- MATERIAL PROVIDED
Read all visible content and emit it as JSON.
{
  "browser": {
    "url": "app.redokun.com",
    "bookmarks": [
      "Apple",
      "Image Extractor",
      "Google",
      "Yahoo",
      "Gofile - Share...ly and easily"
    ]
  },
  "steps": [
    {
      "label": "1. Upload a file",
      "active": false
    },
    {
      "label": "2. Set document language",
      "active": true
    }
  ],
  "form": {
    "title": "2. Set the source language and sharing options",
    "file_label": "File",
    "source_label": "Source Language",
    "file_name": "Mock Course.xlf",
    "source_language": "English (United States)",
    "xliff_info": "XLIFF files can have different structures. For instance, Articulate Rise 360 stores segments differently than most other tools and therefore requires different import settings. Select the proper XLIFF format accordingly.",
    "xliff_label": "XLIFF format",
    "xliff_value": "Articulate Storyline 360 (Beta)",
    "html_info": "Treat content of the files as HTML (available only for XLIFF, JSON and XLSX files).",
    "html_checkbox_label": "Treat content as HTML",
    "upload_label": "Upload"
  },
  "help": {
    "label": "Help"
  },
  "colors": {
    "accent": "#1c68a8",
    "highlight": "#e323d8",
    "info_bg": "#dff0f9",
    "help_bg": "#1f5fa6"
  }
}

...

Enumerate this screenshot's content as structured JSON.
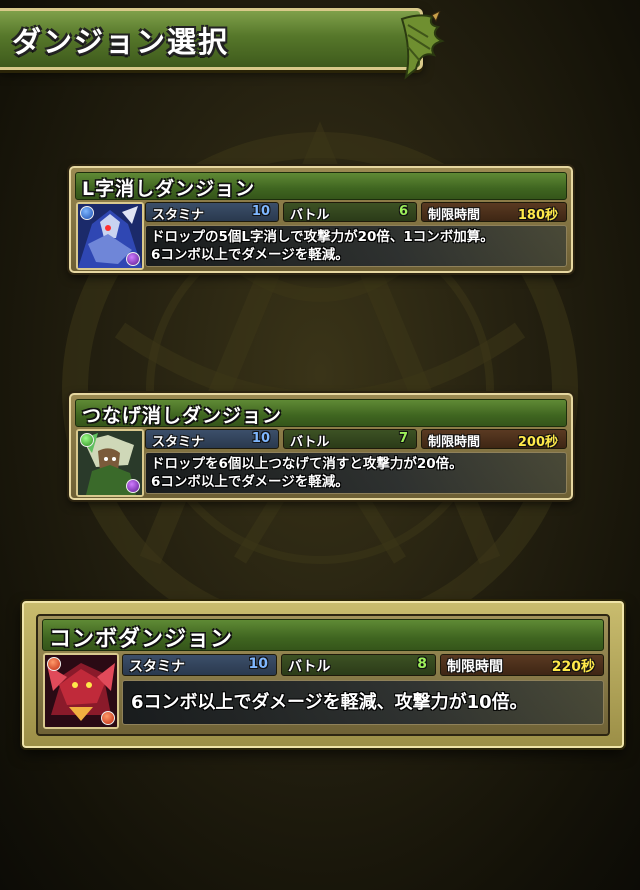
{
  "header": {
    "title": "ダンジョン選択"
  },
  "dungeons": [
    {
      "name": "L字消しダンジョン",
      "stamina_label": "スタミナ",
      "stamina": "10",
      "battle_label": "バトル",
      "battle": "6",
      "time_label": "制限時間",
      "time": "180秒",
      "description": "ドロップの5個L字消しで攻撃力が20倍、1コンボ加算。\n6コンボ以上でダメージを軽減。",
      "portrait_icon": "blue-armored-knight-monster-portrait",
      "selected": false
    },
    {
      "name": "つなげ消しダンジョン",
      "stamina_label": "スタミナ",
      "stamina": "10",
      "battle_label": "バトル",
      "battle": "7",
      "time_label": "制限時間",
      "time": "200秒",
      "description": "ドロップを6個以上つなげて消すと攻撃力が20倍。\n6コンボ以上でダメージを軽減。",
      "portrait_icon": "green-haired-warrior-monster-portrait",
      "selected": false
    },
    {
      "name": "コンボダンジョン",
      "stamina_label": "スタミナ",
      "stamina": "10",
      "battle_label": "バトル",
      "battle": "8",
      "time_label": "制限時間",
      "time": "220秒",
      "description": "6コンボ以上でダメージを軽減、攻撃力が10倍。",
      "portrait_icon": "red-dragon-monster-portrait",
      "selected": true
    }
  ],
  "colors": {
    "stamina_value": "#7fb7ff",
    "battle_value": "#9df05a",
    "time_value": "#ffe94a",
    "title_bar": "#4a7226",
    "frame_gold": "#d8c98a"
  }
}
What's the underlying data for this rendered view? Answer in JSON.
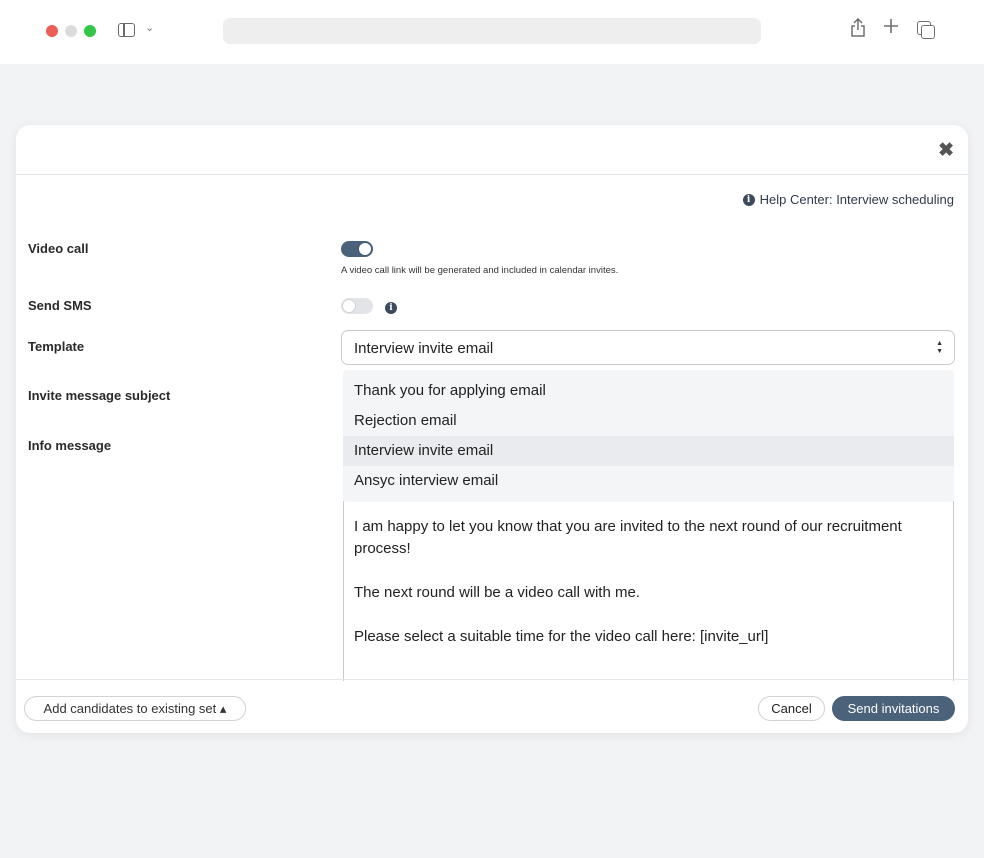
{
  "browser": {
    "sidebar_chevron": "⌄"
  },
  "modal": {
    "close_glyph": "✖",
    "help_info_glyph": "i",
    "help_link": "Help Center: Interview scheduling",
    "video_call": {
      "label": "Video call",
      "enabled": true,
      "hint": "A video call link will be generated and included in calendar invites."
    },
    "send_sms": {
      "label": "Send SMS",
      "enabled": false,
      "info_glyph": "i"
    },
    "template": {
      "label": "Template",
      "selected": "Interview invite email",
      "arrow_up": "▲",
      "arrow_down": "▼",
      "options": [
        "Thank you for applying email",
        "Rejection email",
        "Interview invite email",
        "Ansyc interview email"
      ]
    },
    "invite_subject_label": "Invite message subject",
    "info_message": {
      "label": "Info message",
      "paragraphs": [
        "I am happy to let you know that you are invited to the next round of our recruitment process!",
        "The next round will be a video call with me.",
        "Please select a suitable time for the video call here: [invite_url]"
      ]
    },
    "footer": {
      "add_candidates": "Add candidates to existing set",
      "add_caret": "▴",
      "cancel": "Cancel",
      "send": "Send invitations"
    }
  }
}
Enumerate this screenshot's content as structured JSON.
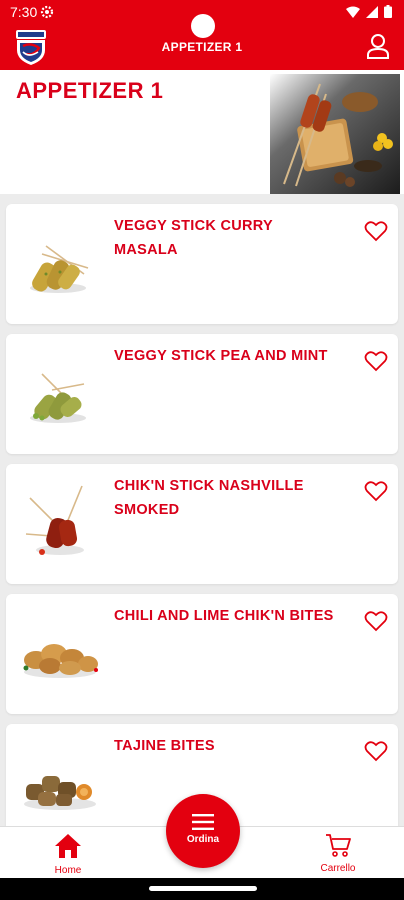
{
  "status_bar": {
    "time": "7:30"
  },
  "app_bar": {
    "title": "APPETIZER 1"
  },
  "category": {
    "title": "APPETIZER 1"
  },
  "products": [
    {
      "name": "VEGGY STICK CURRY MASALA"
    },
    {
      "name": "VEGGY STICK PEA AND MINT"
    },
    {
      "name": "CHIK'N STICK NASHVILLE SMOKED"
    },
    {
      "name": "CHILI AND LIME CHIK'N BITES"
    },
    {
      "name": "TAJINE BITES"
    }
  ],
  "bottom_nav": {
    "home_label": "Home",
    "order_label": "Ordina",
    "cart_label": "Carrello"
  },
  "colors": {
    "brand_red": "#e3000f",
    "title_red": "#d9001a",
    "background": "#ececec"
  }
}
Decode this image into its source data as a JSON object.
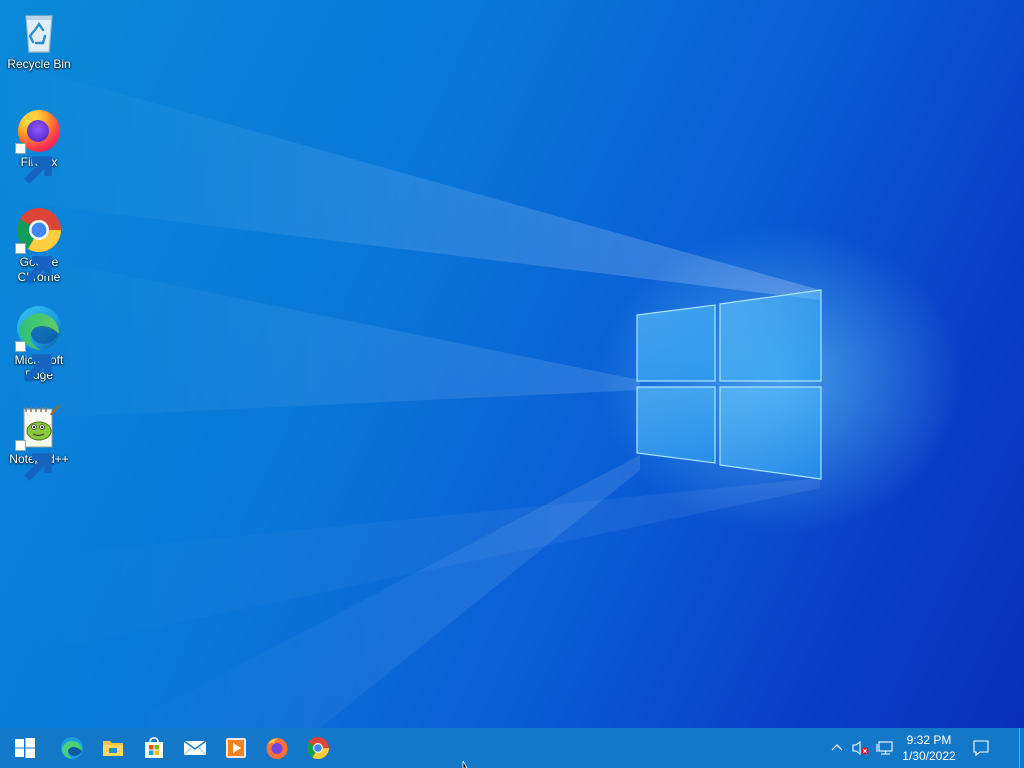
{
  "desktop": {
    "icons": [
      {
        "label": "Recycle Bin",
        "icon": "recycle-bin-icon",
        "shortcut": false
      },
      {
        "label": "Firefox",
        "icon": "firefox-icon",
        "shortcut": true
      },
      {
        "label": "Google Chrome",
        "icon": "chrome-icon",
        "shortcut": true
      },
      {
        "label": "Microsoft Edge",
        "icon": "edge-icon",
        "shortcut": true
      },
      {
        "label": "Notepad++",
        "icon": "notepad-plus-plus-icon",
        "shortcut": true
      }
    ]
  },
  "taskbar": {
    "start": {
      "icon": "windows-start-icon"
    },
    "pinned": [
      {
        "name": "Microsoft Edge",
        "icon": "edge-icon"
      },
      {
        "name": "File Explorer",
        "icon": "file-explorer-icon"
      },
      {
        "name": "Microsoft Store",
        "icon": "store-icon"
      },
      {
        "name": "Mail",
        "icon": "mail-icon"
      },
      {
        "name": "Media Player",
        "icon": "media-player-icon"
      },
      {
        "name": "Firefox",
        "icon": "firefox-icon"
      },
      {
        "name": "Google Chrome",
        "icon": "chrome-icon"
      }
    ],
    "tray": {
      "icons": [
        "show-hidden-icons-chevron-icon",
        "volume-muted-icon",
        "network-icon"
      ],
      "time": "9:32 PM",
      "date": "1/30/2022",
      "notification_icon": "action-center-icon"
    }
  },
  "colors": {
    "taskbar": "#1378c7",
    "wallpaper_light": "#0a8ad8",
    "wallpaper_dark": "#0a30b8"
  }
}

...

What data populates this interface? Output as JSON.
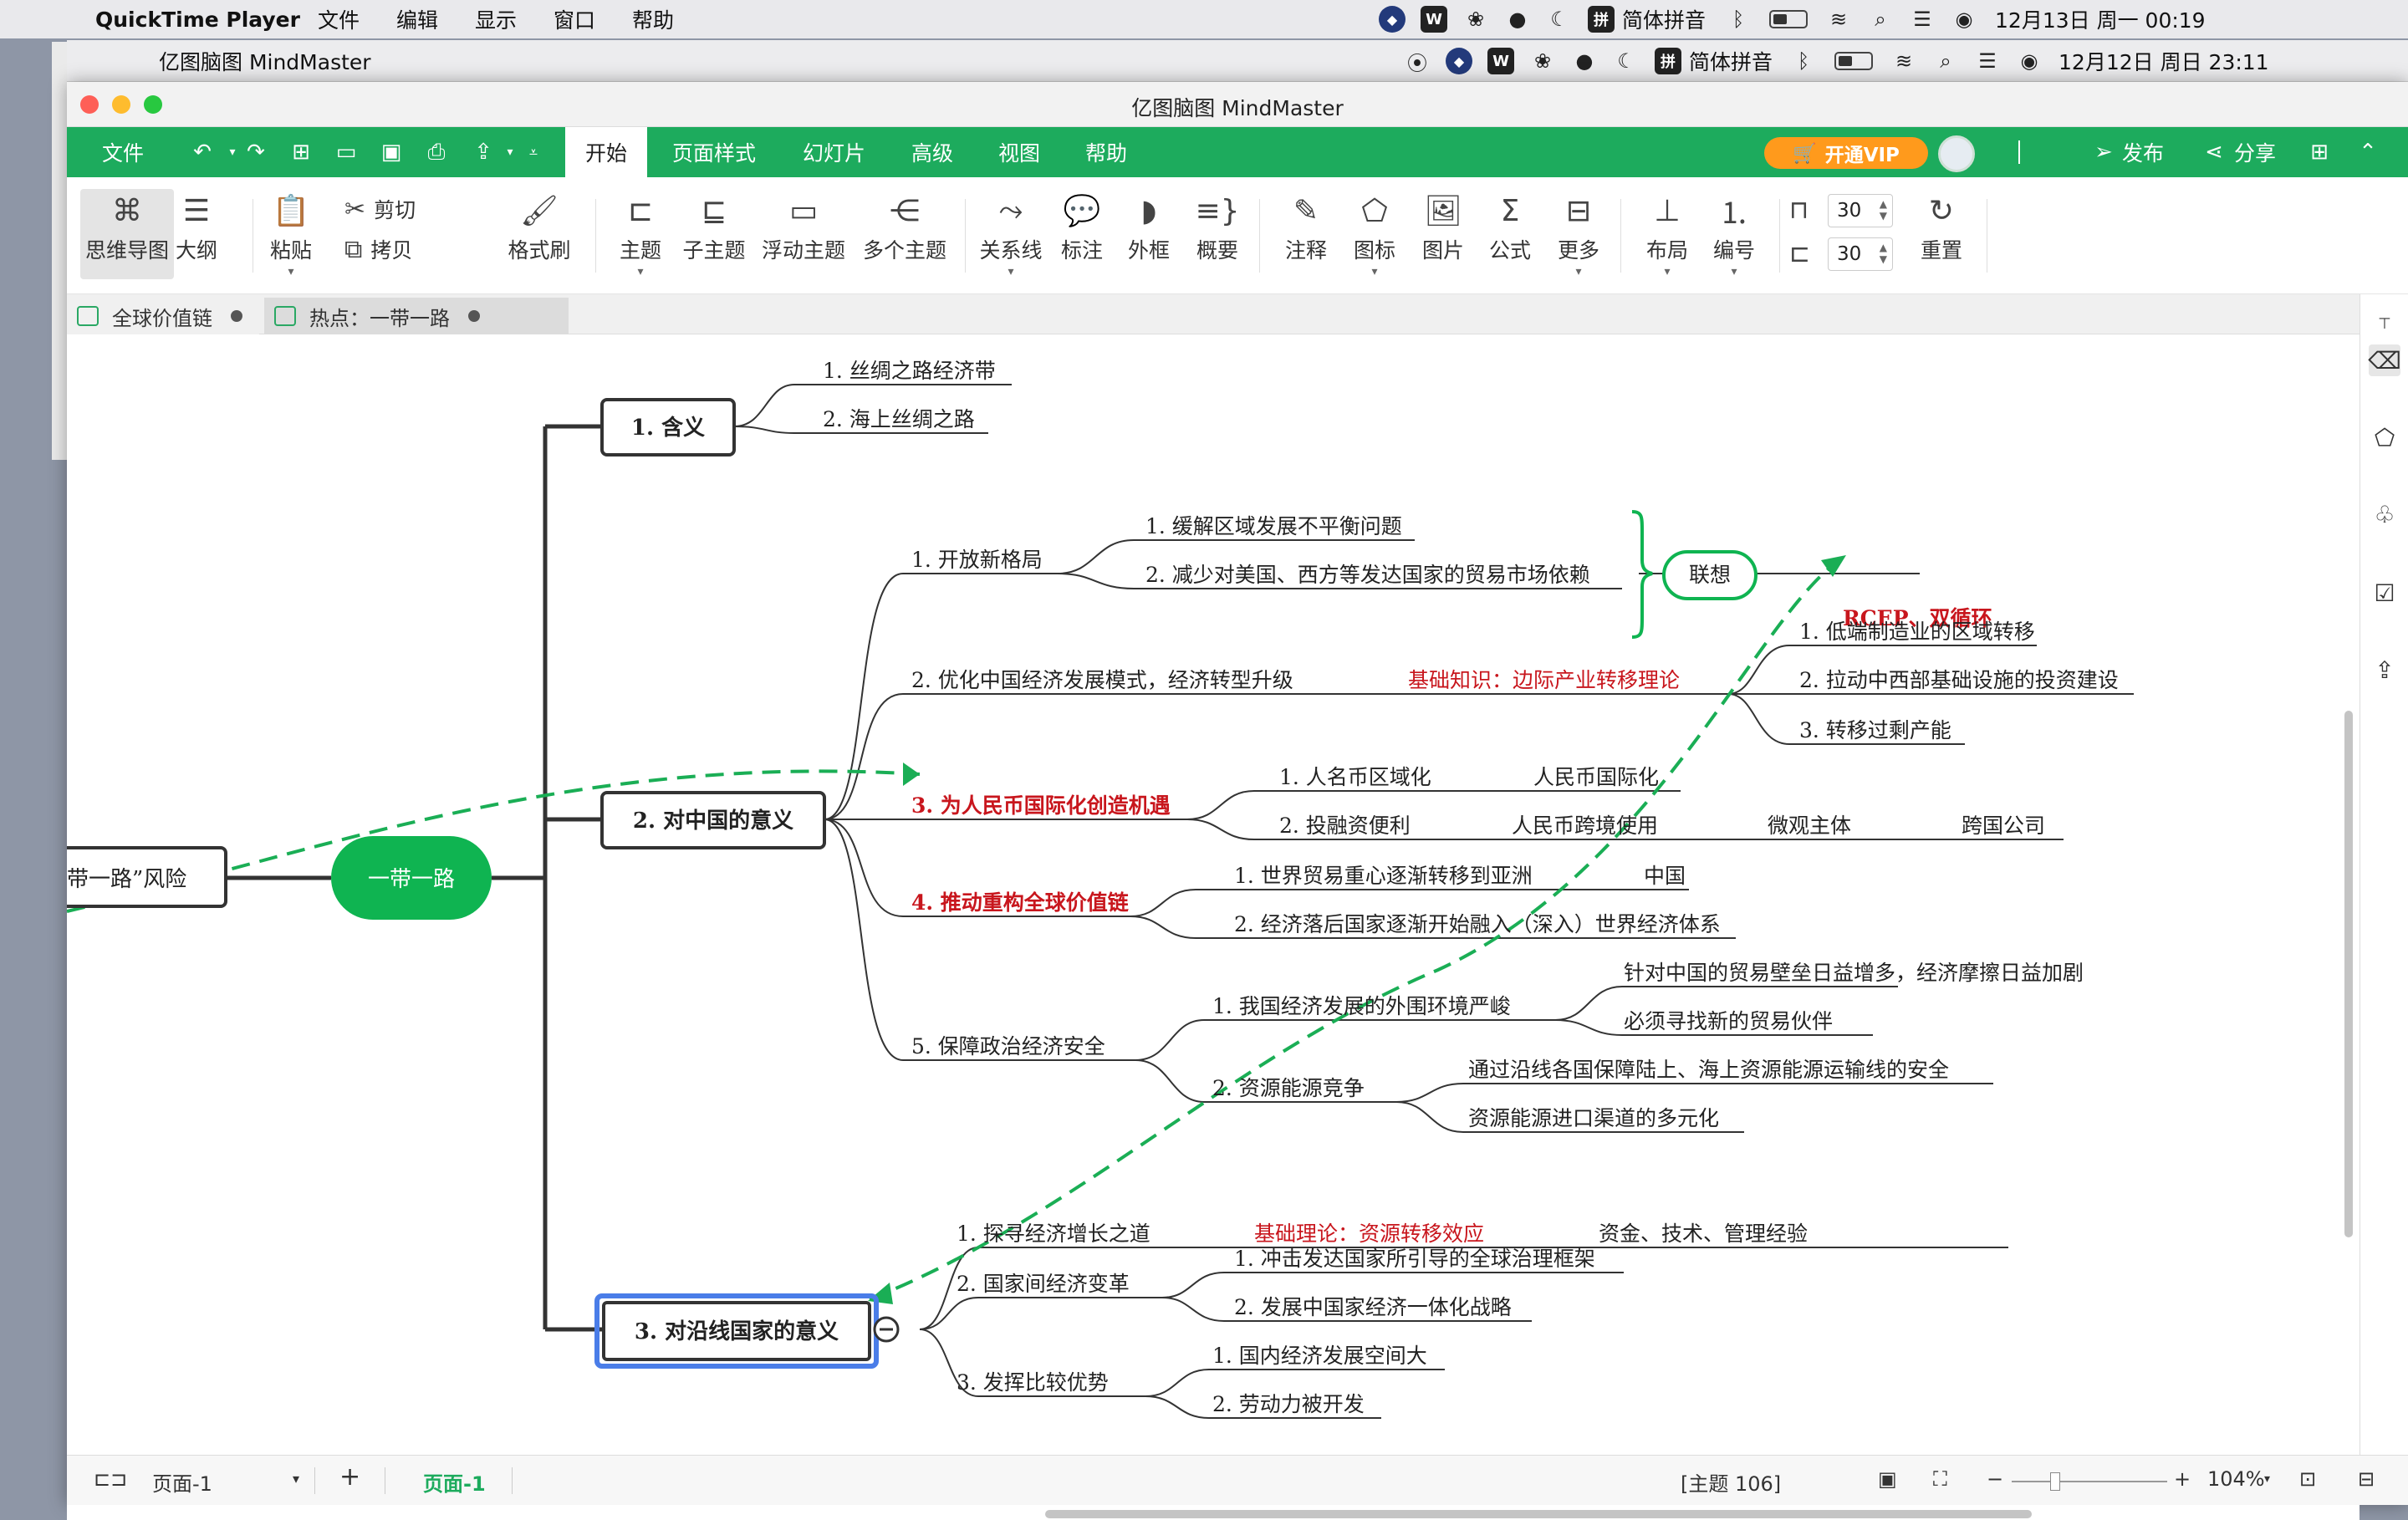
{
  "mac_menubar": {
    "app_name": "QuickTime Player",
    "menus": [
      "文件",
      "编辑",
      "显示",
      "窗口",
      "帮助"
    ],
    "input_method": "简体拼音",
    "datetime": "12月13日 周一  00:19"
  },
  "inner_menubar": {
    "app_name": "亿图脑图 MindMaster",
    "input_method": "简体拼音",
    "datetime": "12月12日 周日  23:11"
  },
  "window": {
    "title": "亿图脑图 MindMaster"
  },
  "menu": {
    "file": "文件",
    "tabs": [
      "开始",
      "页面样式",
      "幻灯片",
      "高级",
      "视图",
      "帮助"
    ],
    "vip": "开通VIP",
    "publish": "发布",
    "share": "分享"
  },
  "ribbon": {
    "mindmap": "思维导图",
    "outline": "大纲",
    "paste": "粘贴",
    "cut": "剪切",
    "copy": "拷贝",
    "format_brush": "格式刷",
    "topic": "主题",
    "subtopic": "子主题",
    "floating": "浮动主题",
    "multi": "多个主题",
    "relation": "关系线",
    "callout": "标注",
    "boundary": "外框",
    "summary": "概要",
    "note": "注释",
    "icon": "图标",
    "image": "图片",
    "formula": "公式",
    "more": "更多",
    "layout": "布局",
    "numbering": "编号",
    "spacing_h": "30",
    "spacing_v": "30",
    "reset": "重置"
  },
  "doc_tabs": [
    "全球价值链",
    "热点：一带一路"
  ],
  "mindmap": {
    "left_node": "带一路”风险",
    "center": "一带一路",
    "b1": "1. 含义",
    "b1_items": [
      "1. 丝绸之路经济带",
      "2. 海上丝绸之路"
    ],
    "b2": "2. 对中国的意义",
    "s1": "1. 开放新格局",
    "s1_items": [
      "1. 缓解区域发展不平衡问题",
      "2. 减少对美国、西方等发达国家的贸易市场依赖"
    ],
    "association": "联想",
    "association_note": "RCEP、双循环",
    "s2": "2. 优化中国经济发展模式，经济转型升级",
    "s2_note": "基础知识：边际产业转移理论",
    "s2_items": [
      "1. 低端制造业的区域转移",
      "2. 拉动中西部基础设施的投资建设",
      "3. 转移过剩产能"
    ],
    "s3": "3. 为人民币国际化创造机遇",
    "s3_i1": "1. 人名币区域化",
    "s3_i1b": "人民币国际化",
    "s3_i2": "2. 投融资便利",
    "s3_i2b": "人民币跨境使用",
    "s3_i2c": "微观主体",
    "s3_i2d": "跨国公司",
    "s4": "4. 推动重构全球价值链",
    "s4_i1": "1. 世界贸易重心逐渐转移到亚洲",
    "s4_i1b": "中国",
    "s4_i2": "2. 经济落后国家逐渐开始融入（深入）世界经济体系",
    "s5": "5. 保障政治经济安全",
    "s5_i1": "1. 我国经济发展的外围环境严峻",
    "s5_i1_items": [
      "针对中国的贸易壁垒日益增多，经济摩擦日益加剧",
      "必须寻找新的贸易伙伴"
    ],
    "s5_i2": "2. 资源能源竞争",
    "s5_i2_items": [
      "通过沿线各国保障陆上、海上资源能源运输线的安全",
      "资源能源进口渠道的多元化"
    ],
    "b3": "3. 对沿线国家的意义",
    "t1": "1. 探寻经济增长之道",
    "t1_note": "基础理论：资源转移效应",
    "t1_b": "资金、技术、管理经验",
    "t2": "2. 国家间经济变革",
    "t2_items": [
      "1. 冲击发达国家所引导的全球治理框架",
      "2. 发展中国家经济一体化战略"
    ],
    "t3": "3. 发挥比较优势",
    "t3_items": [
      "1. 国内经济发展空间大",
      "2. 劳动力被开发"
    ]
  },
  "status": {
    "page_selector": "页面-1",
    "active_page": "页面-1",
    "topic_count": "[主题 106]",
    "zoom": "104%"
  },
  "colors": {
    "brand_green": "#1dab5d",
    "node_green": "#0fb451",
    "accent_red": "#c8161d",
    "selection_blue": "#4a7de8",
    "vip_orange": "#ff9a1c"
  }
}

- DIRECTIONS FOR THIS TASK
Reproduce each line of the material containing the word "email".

- REPLY
      "selected": "Interview invite email",
        "Thank you for applying email",
        "Rejection email",
        "Interview invite email",
        "Ansyc interview email"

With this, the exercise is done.